◆ **Listed entries**:
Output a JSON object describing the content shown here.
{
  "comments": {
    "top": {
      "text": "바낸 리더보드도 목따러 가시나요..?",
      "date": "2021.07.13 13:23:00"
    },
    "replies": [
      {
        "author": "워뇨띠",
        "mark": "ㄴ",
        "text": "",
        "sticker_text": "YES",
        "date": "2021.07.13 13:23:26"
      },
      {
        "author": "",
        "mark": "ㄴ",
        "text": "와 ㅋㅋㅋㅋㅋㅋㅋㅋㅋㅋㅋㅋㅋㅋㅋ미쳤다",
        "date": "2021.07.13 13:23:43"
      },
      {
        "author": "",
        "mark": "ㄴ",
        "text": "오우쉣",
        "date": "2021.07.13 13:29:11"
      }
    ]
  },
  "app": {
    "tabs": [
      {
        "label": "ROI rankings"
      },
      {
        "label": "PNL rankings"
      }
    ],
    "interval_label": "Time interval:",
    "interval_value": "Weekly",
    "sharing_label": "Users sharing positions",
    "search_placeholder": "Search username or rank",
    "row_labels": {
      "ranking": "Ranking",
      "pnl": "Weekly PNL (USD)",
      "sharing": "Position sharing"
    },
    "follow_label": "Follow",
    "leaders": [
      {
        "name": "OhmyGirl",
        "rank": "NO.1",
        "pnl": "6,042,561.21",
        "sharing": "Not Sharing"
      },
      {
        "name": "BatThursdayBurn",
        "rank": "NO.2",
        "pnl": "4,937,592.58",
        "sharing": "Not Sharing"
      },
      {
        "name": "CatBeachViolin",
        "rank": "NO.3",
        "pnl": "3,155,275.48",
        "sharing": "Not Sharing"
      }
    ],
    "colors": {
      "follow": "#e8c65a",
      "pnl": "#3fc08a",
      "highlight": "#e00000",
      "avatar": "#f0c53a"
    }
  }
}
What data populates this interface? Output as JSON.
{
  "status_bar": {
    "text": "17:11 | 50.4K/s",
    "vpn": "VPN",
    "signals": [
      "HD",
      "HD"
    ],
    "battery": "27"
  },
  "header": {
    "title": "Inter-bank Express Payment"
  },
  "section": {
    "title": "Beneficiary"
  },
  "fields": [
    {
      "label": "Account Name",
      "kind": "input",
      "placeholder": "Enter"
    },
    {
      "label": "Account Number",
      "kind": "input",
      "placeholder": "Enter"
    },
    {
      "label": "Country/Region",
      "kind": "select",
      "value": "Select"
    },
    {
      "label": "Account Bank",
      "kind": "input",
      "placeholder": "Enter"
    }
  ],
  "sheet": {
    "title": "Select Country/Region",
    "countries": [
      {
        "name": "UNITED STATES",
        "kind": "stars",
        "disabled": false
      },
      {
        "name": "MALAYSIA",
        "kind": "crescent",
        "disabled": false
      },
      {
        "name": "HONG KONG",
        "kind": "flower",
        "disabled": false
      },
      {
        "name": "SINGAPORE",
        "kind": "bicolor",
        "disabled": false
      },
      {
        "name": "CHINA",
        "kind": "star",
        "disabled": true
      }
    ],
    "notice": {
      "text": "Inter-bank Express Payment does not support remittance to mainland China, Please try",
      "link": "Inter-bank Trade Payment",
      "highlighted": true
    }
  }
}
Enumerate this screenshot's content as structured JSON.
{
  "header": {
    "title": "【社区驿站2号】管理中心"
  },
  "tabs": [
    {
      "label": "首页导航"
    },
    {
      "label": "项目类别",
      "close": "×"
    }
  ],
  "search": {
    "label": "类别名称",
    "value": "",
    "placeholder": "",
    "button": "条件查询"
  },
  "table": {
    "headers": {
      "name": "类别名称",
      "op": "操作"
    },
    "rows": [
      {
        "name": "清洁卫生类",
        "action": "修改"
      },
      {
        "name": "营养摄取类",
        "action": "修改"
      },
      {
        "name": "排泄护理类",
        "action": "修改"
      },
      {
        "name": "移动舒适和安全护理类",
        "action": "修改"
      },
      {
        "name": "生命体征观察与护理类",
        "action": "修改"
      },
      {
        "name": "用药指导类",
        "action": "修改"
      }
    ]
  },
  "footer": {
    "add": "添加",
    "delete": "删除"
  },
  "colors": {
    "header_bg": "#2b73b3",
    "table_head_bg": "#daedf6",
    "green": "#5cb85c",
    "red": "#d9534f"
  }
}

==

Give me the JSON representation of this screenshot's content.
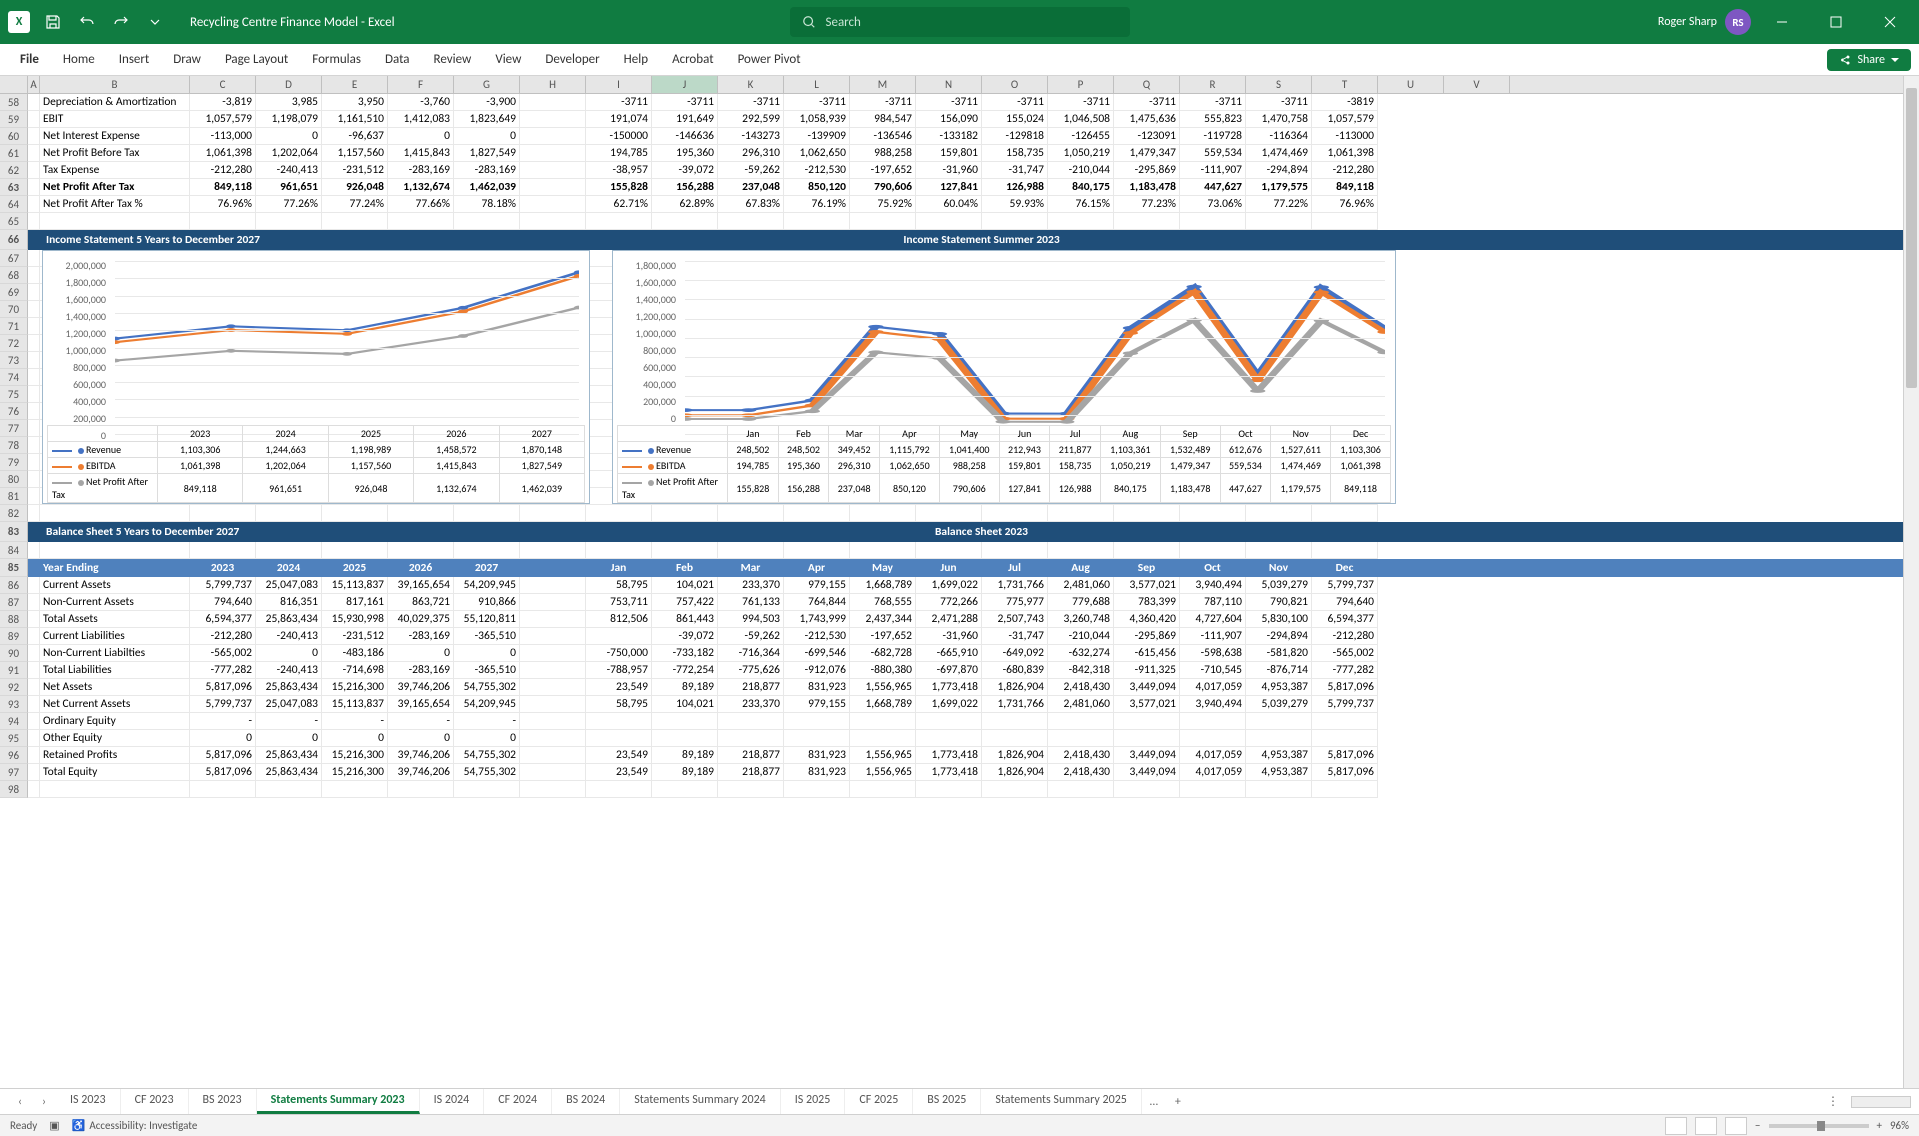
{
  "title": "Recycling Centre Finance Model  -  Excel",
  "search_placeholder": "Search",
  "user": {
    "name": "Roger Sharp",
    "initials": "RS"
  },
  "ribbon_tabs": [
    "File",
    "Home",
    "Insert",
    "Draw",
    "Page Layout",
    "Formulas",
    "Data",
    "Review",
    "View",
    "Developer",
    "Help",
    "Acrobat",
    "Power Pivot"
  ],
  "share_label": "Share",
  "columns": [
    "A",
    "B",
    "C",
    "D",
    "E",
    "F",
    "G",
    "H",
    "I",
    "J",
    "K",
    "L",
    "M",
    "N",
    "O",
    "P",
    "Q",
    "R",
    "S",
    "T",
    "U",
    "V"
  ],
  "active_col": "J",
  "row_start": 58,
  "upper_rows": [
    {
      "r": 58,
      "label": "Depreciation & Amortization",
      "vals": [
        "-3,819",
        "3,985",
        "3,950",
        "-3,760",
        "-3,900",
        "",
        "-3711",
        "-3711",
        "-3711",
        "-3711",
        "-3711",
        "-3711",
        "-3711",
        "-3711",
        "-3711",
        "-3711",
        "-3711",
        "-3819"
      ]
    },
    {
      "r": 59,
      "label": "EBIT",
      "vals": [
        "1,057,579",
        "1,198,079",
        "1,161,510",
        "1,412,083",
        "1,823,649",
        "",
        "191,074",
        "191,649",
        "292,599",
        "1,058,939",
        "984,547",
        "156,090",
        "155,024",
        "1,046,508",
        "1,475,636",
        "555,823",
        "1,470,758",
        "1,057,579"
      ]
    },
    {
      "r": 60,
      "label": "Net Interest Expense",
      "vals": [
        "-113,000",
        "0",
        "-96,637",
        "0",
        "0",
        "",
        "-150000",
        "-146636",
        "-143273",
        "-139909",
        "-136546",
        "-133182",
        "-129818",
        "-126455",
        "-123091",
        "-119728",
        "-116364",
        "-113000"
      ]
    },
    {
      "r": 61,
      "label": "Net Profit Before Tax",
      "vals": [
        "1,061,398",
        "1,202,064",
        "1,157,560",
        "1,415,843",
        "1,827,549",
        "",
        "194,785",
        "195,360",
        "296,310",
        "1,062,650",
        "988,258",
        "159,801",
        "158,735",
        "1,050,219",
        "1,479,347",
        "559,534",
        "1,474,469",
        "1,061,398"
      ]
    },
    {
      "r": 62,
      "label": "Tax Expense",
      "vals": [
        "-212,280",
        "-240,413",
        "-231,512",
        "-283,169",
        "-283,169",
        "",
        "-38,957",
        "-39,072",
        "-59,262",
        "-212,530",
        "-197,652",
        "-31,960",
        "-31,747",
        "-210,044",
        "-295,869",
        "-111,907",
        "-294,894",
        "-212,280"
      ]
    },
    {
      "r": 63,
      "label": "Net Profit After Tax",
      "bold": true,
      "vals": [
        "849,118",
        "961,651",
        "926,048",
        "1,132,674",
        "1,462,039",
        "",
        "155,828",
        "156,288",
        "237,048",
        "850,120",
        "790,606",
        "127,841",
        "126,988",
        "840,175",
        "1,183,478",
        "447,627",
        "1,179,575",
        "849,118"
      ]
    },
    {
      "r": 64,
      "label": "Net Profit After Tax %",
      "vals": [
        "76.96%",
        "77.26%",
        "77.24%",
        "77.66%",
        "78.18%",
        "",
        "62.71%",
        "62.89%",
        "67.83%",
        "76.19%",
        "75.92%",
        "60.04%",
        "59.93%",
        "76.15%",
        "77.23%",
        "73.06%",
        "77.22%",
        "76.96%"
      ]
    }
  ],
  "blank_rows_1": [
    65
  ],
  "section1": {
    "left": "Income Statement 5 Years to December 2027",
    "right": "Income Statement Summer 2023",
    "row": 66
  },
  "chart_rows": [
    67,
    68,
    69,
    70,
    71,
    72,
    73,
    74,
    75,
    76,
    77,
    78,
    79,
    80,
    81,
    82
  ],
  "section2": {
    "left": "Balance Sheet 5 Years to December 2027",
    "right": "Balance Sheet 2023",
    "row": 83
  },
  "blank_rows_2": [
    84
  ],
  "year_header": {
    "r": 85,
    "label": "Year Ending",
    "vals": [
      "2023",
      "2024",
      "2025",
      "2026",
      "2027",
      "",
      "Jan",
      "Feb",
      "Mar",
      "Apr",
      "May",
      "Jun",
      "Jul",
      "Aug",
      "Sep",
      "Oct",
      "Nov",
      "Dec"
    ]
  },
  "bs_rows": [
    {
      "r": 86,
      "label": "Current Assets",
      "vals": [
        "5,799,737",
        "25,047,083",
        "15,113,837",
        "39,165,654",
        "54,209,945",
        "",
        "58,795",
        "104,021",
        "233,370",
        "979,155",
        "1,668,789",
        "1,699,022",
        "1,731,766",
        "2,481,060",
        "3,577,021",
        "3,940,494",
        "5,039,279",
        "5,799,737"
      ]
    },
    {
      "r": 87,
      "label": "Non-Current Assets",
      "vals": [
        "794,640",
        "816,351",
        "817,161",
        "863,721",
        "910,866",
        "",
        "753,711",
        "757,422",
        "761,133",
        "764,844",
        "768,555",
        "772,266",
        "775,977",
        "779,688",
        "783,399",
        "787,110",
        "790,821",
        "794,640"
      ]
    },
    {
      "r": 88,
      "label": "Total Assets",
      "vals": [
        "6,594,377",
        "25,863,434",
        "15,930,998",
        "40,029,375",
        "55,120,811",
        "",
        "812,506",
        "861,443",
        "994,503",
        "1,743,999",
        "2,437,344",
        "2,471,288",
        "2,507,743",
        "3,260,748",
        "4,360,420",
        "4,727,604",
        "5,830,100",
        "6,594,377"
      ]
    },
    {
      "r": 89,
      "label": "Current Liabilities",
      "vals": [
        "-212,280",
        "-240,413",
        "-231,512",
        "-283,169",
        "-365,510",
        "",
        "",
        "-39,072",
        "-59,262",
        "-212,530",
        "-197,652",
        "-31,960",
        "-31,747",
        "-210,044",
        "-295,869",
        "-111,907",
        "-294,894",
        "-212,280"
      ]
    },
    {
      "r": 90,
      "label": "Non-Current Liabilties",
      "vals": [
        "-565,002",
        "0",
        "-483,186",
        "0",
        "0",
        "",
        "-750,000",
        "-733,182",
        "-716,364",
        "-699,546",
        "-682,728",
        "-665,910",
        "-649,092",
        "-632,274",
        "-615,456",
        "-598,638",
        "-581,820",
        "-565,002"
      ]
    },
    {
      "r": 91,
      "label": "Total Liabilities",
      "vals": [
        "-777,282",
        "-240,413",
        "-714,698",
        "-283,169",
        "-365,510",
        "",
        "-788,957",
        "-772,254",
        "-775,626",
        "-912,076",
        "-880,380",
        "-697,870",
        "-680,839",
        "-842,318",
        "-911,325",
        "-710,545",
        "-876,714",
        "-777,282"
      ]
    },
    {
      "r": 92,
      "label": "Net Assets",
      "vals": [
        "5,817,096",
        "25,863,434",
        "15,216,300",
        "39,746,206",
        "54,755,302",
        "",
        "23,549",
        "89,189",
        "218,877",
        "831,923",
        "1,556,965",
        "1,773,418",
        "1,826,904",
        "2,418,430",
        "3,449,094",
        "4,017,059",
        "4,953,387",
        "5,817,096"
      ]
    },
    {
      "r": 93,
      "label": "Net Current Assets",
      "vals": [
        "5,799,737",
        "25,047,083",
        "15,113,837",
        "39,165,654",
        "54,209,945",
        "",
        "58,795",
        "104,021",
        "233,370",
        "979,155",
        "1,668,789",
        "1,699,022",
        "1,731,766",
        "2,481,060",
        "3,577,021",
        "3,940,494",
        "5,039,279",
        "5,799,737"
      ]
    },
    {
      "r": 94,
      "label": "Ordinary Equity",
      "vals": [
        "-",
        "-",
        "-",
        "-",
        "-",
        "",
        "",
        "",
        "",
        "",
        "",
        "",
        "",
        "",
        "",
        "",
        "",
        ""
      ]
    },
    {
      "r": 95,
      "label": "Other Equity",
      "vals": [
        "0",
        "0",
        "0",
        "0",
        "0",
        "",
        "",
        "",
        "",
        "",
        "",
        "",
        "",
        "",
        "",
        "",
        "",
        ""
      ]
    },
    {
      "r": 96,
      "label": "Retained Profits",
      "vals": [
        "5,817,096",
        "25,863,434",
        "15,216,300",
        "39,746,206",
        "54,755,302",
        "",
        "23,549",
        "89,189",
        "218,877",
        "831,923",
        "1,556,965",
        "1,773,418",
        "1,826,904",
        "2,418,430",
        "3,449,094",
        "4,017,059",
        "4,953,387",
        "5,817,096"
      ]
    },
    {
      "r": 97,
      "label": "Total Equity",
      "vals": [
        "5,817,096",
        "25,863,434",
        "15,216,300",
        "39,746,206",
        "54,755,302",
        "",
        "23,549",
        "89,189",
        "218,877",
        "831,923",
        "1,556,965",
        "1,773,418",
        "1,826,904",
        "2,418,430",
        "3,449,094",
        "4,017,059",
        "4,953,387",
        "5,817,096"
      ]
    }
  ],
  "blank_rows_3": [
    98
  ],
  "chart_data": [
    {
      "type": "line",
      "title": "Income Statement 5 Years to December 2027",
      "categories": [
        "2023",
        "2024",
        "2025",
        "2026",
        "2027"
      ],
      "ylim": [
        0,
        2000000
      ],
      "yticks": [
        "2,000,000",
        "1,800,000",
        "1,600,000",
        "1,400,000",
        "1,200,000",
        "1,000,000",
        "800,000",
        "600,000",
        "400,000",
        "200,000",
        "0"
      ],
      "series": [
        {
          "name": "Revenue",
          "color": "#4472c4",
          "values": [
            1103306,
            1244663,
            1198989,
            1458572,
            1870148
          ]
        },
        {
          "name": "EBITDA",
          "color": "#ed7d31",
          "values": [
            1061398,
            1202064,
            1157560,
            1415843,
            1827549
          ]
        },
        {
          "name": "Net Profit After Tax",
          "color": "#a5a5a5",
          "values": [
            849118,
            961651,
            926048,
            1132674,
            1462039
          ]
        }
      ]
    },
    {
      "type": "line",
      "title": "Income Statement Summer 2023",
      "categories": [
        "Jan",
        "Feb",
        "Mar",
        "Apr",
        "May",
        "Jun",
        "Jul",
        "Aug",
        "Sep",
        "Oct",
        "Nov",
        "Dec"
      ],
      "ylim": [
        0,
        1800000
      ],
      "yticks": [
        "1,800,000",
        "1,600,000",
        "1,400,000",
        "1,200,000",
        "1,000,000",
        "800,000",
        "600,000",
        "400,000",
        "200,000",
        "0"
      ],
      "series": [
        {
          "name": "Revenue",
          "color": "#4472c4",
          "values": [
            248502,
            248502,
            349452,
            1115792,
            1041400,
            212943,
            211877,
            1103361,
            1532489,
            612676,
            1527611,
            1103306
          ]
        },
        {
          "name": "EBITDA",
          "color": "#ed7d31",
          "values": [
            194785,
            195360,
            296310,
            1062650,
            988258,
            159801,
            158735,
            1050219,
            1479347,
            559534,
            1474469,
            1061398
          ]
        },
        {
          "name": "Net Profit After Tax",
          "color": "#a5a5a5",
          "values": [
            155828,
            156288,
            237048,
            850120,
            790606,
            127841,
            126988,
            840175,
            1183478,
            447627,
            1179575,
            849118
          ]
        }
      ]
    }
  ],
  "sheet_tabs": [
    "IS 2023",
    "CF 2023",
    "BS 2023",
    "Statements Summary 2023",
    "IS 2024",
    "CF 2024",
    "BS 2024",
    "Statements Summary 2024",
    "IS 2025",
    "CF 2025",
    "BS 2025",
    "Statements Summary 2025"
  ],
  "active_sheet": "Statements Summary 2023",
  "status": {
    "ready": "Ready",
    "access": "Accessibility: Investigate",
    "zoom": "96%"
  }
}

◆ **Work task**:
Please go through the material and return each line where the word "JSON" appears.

◆ **Task response**:
Output a JSON object describing the content shown here.
What data populates this interface? Output as JSON.
Enumerate this screenshot's content as structured JSON.
Give me the JSON representation of this screenshot's content.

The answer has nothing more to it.